<<<<
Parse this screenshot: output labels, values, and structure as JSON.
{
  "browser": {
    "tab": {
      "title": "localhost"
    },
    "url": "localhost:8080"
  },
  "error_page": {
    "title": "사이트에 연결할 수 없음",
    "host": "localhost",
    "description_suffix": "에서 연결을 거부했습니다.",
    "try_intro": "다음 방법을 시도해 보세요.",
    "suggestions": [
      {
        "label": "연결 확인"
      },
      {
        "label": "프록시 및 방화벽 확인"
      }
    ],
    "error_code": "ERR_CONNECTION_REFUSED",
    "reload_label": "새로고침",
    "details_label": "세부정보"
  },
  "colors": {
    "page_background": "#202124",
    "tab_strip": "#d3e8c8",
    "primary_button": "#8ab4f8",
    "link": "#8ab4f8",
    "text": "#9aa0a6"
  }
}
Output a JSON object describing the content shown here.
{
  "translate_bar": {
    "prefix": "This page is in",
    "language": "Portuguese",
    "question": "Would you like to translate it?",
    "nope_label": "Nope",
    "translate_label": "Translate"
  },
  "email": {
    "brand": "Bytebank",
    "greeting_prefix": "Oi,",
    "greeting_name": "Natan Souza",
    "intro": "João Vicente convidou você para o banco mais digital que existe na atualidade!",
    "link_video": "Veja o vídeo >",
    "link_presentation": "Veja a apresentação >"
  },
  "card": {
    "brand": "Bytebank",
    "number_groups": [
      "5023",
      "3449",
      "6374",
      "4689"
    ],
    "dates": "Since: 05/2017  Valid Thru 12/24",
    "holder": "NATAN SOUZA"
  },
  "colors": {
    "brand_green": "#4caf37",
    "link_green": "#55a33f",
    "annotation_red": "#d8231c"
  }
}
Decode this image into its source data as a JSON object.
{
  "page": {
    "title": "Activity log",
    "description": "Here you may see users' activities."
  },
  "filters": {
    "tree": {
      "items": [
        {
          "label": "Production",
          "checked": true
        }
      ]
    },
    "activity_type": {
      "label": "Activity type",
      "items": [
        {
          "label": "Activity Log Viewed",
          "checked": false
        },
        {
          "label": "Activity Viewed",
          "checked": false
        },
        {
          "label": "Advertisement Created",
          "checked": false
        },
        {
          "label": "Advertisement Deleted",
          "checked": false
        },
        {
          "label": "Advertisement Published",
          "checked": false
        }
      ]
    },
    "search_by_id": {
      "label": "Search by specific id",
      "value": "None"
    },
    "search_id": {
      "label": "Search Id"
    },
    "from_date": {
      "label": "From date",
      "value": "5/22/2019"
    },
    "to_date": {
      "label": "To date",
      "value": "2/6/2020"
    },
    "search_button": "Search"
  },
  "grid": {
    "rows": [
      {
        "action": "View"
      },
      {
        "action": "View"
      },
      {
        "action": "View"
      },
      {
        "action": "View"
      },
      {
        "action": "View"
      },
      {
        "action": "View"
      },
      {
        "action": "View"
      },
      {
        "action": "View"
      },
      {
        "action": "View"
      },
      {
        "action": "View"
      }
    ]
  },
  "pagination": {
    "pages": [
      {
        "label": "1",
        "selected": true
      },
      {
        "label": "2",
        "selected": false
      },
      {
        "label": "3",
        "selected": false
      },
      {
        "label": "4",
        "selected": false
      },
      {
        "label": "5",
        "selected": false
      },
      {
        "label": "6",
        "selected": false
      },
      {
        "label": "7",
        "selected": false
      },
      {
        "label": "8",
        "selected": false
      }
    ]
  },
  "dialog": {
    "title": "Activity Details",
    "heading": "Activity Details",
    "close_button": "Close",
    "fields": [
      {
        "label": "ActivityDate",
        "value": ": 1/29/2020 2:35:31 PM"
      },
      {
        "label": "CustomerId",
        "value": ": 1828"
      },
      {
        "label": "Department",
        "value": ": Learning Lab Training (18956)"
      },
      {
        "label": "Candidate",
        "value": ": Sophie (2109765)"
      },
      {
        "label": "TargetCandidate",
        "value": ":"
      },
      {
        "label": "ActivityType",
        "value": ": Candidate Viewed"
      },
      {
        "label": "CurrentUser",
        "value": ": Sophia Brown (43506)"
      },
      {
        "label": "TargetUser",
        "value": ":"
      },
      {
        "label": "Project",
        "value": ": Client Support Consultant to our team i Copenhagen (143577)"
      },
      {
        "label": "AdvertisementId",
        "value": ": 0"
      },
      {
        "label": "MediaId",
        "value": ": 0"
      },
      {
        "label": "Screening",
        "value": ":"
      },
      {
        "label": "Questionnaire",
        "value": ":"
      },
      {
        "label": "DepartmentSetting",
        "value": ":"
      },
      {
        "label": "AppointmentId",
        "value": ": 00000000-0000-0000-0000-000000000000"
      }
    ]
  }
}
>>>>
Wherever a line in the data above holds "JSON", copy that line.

* SOLUTION TO THIS TASK:
Parse this screenshot: output labels, values, and structure as JSON.
Output a JSON object describing the content shown here.
Decode this image into its source data as a JSON object.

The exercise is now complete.